WASHINGTON AND HOLMES COUNTIES - The Valentine's Day shooting in Parkland, Fla., that left school campuses teeming with fear and shock also met school districts across the state with a new level of accountability for student safety.
Governor Rick School and state legislators responded with a $400 million package designated for school safety and mental health. With the funds, and in conjunction with other county agencies, Washington and Holmes County school districts added School Resource Officers to each campus, hired and filled the School Safety Administrator and met mental health requirements.

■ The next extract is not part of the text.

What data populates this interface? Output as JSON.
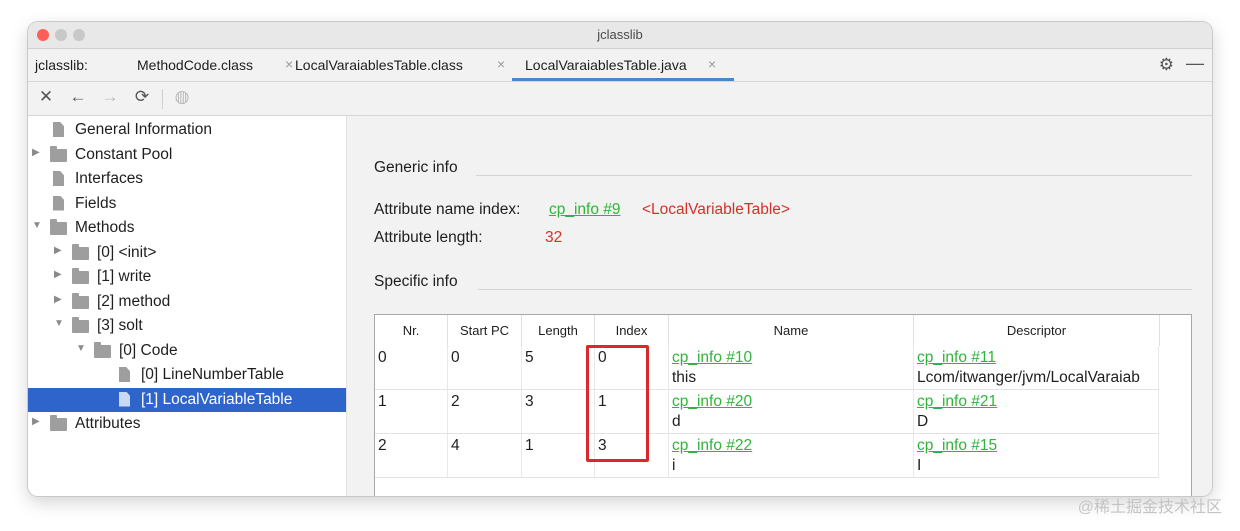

Holmes County School District received about $383,000 in school safety funds and $168,000 in mental health funding for the 2018-2019 school year. Washington County School District received $430,000, with $172,599 being designated to the mental health component.
"My number one priority is the safety of all students and staff within the district," said HCSD School Safety Specialist Greg Sallas. "I am pleased to be able to provide this service and am happy to be a part of the Holmes County School District."
WCSD hired Kimberly Register to serve in the capacity. The new position, which is state-mandated, offers up a broad job description - mainly stating the specialist should oversee all facets of safety district-wide and coordinate with county and state departments to make schools safer.
While Sallas will also serve as HCSD's Mental Health Administrator, WCSD hired two licensed professional counselors.
According to Director of Students and ESE Services Elizabeth Arnold, the new hires will fulfill a growing need for mental health response, as the number and incidents of Baker Act students grows.
In the 2017-18 school year, there were 24 incidents that required students to be declared under the Baker Act, Arnold said. A number of those students were at the elementary school level.
"We see that number rising - I know that’s a national trend as well; but we feel that this would assist those families meeting those children’s needs," Arnold said.
"We’re wanting someone who can meet the family’s need as well ," Arnold said, noting that the counselors will be active and visible in schools and the community. "It’s not just the Baker Act issue."